Romance and the Roam About Life

a young woman, beautiful and on the beach, laughs teeth wide blaring, sunglasses doing little to hide the happiness in her eyes

By

As a self-proclaimed “zip code collector”, I have a thing or two to say about travel and romance.

In ten years I’ve had nearly 20 addresses and throughout my stops I’ve experienced a spectrum of relationship scenarios, moving for love, marriage, divorce, dating again (eep!), and finding my way back into a committed, long-term relationship…running smack into the Tiny House Movement along the way.

Most people don’t link the autonomy and independence of tiny homes with a traditional life pattern, what I call the “Three M’s” (Meet, Marry, Mortgage)–and maybe they shouldn’t. As an active member of the Movement, I’d argue that those pursuing roam about lives and smaller dwellings are in fact traditionalists in many other ways, especially when it comes adopting courtship avenues from a century ago.

I’m writing this as a woman lucky enough to have found a partner who doesn’t think I’m nuts for wanting to live light and hit the road. But even with this relationship and the experiences of all my journeys, I’m no expert on wander-love. So when I was asked to write about romance and roamers, what did I do? I turned to our growing community at Tiny House Dating, which is about 30% nomads, travelers, and what have you.

An interesting theme emerged as I spoke with singles and reviewed hundreds of profiles; many of our members aren’t interested in dating. Here’s a snapshot of what I found:

“Why would anyone want to be in a romantic relationship with someone they weren’t friends with first??!”

“I would love to get to know more tiny house enthusiasts of any kind. Seeking a life partner right now isn’t my priority, but friendship is.”

“I’m in this game to make friends in the tiny house world!”

Despite being a forward-thinking sub 30, I was surprised at this trend. Focusing on community first and romance second isn’t a new idea; however, it’s one that my fellow tiny house peeps seem to be shouting about from the top of their lungs. Never fear! I think I’ve figured this one out.

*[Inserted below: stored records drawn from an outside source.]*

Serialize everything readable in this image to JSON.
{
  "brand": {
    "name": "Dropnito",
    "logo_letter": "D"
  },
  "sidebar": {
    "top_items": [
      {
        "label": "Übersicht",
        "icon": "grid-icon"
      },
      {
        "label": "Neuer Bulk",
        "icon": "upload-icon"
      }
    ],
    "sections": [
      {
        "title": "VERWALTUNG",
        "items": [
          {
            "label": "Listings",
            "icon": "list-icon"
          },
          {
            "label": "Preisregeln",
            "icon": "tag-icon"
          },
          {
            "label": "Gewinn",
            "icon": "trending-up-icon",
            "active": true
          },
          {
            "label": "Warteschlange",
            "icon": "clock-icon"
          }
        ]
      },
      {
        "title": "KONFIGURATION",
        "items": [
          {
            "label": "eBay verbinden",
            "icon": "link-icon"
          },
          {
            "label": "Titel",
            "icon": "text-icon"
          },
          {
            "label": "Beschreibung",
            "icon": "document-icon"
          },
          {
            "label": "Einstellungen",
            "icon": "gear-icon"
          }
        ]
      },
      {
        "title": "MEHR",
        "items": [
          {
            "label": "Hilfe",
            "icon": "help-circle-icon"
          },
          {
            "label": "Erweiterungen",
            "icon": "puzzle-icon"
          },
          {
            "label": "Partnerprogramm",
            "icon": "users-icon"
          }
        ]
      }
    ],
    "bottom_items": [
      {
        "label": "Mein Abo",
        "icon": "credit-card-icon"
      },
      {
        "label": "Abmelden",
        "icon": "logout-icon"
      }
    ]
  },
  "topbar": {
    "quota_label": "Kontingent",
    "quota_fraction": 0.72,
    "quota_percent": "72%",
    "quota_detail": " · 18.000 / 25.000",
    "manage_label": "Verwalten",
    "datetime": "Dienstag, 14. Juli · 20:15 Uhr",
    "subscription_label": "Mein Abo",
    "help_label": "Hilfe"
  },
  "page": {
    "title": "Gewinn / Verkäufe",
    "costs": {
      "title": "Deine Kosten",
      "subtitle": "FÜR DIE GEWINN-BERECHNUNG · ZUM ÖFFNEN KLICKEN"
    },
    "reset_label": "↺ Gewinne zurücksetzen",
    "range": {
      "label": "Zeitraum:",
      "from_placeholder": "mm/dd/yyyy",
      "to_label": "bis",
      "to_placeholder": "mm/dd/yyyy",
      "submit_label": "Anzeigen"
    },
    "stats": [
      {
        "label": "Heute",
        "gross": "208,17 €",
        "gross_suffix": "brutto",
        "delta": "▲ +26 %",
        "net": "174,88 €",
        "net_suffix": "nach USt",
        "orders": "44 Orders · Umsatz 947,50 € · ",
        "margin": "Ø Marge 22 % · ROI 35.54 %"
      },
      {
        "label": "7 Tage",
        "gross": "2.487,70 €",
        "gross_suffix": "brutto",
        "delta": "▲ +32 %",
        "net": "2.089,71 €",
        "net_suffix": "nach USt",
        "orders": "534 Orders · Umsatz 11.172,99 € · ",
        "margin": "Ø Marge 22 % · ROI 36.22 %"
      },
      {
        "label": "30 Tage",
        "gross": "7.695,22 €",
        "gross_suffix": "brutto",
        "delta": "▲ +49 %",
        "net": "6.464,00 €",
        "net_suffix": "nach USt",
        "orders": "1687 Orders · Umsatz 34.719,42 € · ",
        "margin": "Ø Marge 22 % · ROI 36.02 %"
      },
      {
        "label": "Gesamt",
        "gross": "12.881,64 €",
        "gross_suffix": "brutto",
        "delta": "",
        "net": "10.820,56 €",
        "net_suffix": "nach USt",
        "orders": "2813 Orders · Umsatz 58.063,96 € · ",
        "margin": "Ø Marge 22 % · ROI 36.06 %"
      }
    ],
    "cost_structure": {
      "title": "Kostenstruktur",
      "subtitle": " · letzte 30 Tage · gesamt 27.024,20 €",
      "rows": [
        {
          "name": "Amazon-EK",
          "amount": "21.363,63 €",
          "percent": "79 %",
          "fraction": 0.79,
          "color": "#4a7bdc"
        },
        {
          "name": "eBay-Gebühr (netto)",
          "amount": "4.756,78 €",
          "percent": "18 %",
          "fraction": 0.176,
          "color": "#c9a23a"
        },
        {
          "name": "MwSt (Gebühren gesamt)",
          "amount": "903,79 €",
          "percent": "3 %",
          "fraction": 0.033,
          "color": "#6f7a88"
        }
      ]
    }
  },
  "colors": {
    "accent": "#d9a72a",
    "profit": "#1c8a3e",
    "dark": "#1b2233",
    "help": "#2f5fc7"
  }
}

If you’ve wandered, or even just traveled a bit before, you understand that “life on the road” comes with an added number of daily variables. In fact, you might readily welcome them. The reason a path loaded with variables works for roamers is that we’ve built certain frameworks into our lives. I’d be kidding myself if I didn’t attribute the success of my adventures to a far-flung safety net of friends, loved ones, and supporters. True, you could say the same as stationary folks and their networks; however, anyone that’s completed a prolonged couch surfing stint will tell you that community is a little bit more essential as a nomad.

Taking any road less traveled is much easier with help from our friends. So, it makes sense that wandering tiny house folks would stress this piece of the pie. But what about that part on bypassing romance? Let’s circle back to the idea of traditional courtship.

In the smaller towns and tightly-knit clusters of yore, we met mates through our tribes. The dating game was one of major social capital. There’s always something to be said for a serendipitous meet-cute, but in contract this tribal model generates degree of awareness, comradery, and accountability we don’t always find with outsiders. And while it’s not perfect, tiny housers on the go appear to understand that old school crowd sourcing can lead them to the genuine connections and the relationships they’re interested in (someday).

“I cherish the independence of any partner I might have and welcome their ability to walk freely with me. And they must be interested in exploring the tiny home community and all the exciting opportunities it offers.”

Reading this member’s thoughts helped me to truly understand the community-focus of the Tiny House Dating pool. Thinkers from my nomadic and simplicity-focused camps don’t abide by Three M’s of society. For us, relationships aren’t the goal, or destination; they’re the vehicle—much like the mobile structures we embrace—and in walking “freely” we prefer to leave the door open for ties of all kinds: friends, lovers, teachers; you name it.

That’s why I invite you, Wand’rly readers, to stop by my profile and say hello. I’m probably not the love of your life, but our kinship could lead us to so much more. end of article